### What to do
Determine how many lines in the listing hold "true" and give only that number.

━━━ Input data ━━━

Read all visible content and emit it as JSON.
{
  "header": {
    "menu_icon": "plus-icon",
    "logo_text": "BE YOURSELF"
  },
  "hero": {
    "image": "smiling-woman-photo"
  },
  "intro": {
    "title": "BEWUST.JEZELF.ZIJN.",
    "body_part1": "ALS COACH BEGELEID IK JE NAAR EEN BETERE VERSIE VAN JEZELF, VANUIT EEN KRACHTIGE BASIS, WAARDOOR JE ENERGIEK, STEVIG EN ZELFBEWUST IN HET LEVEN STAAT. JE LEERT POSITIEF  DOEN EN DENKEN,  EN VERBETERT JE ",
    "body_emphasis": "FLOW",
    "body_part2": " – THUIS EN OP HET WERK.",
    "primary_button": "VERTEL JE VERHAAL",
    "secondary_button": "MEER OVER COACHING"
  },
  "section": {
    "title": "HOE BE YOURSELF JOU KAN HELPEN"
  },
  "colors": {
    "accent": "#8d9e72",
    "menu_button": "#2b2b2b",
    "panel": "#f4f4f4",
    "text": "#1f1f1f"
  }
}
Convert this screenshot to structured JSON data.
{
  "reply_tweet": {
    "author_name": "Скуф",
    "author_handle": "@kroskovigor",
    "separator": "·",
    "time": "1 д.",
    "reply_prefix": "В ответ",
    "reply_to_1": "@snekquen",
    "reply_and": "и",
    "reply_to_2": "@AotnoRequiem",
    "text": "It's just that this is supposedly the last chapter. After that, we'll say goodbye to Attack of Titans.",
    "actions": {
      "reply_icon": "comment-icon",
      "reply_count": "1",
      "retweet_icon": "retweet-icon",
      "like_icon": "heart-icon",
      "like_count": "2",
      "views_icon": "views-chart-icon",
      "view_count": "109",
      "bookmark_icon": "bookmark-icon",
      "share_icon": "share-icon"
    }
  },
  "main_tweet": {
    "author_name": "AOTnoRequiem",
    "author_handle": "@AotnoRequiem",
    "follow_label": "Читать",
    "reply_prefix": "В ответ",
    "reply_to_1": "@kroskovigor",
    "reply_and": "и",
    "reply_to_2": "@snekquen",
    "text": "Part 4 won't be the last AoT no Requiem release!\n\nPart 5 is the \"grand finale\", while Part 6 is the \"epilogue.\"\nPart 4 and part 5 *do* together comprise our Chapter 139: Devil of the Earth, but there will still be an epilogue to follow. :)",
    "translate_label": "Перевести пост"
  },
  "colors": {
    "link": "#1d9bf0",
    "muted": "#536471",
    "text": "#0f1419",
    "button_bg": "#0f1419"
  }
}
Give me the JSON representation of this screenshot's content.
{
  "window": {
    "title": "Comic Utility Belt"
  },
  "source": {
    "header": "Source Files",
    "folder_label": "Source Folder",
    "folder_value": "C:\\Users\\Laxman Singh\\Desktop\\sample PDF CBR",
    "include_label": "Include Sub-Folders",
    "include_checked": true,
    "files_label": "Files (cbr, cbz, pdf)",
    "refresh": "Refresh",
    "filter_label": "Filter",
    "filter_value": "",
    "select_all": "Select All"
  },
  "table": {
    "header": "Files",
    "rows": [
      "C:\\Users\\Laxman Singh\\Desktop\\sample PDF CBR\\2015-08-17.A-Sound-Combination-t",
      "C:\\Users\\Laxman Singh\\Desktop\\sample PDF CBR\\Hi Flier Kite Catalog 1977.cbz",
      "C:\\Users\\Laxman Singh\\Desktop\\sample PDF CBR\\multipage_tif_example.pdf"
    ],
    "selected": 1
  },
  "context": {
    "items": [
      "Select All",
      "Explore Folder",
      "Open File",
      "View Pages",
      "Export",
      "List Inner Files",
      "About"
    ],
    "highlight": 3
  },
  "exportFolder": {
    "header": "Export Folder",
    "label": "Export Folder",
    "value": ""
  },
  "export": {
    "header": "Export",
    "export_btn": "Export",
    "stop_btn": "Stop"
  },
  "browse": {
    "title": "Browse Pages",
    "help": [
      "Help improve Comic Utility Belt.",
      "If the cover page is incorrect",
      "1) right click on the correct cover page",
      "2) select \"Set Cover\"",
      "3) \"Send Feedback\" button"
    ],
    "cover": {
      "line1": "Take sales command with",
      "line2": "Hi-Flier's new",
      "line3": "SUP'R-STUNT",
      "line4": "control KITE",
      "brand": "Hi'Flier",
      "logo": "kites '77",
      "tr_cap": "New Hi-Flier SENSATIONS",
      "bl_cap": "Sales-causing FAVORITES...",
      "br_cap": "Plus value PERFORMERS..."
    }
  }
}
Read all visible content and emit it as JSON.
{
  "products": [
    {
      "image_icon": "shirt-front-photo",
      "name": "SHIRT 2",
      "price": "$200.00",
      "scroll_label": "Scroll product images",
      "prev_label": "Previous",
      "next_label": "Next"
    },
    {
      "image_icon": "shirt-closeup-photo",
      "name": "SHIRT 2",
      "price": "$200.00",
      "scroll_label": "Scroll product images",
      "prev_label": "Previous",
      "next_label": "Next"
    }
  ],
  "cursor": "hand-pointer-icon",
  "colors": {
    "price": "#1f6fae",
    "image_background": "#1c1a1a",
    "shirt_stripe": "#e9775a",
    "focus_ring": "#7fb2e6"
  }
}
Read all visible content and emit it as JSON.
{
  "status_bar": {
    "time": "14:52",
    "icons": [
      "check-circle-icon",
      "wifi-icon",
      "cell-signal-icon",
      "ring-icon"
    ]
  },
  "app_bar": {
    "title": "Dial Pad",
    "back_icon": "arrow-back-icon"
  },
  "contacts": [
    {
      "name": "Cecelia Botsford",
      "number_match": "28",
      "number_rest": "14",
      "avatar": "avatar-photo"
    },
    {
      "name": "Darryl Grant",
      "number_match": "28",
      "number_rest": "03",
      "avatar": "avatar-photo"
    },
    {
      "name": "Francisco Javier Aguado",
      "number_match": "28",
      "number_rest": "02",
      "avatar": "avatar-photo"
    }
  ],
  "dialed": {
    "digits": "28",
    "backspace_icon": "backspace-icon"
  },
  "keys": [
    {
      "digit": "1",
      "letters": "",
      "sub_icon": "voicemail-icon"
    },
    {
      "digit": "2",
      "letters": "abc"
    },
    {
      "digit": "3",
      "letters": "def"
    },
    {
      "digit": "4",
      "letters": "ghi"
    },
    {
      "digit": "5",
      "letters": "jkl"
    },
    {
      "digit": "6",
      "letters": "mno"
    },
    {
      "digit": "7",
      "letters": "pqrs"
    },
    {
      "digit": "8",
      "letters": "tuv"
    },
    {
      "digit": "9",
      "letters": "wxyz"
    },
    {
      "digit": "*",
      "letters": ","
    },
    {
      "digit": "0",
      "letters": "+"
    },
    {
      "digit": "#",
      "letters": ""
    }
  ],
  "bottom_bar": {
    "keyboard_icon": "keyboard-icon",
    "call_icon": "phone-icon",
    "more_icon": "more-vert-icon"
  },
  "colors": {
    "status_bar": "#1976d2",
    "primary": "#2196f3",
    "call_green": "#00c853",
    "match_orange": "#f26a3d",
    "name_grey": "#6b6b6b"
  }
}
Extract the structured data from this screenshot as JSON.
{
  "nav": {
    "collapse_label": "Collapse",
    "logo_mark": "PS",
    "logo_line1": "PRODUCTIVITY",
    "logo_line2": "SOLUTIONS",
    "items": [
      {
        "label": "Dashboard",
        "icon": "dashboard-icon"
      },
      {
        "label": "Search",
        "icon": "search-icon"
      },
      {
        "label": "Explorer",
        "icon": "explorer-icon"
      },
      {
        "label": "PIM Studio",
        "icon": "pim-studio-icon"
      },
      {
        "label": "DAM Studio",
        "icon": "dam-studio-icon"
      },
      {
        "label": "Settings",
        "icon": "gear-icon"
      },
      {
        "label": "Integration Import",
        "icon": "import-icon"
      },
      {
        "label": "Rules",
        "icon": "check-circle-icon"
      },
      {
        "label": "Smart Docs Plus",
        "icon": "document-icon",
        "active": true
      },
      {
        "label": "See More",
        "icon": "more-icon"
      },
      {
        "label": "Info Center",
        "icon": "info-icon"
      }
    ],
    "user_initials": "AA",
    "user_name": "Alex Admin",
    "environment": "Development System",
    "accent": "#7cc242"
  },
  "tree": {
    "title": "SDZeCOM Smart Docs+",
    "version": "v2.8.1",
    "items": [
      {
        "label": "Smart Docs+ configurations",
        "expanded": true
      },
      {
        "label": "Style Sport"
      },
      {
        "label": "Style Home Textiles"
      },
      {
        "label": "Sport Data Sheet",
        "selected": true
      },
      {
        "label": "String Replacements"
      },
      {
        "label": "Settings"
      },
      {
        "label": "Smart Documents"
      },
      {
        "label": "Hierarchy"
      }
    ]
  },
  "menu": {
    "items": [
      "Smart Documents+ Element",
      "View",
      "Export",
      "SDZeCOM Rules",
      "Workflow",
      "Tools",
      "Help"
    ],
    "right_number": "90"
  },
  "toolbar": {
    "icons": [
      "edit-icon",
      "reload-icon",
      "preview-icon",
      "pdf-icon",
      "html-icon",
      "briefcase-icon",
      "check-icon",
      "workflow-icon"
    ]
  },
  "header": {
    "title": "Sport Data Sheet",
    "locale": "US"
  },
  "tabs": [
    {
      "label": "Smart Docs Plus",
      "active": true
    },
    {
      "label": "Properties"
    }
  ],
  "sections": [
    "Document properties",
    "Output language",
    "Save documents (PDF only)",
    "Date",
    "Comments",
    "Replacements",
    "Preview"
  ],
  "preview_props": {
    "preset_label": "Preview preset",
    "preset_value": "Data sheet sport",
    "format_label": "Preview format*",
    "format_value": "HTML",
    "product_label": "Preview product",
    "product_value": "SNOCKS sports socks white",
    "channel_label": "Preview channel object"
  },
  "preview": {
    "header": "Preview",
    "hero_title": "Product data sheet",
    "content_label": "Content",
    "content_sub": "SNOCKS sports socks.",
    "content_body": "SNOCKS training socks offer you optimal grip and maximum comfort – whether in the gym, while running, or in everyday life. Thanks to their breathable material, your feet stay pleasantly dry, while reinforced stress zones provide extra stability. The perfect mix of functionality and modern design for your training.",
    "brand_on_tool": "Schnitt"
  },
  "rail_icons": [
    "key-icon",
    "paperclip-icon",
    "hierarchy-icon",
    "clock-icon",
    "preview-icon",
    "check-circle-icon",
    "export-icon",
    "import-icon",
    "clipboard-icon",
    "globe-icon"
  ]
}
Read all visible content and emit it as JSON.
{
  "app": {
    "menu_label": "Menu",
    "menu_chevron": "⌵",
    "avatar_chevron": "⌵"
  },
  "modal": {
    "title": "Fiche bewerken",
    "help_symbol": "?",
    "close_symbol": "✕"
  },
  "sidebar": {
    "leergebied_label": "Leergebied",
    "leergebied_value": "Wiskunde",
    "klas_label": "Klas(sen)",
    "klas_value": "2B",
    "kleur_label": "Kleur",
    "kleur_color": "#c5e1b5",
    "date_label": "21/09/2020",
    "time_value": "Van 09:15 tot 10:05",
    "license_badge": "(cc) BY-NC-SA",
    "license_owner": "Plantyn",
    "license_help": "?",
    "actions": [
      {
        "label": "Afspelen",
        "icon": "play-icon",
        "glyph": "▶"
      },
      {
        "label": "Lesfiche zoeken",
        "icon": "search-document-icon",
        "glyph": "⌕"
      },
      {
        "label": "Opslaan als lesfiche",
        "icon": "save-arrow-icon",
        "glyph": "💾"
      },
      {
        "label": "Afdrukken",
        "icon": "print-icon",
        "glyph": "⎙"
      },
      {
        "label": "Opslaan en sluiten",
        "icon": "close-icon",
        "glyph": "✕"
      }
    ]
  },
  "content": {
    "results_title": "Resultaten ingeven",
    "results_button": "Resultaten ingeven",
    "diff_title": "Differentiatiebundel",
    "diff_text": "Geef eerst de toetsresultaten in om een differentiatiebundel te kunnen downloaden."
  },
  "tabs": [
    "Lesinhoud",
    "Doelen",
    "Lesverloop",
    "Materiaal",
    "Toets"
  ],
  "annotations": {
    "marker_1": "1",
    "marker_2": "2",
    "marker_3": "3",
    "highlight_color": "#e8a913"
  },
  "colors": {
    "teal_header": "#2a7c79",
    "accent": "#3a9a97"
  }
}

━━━

### Solved exercise
5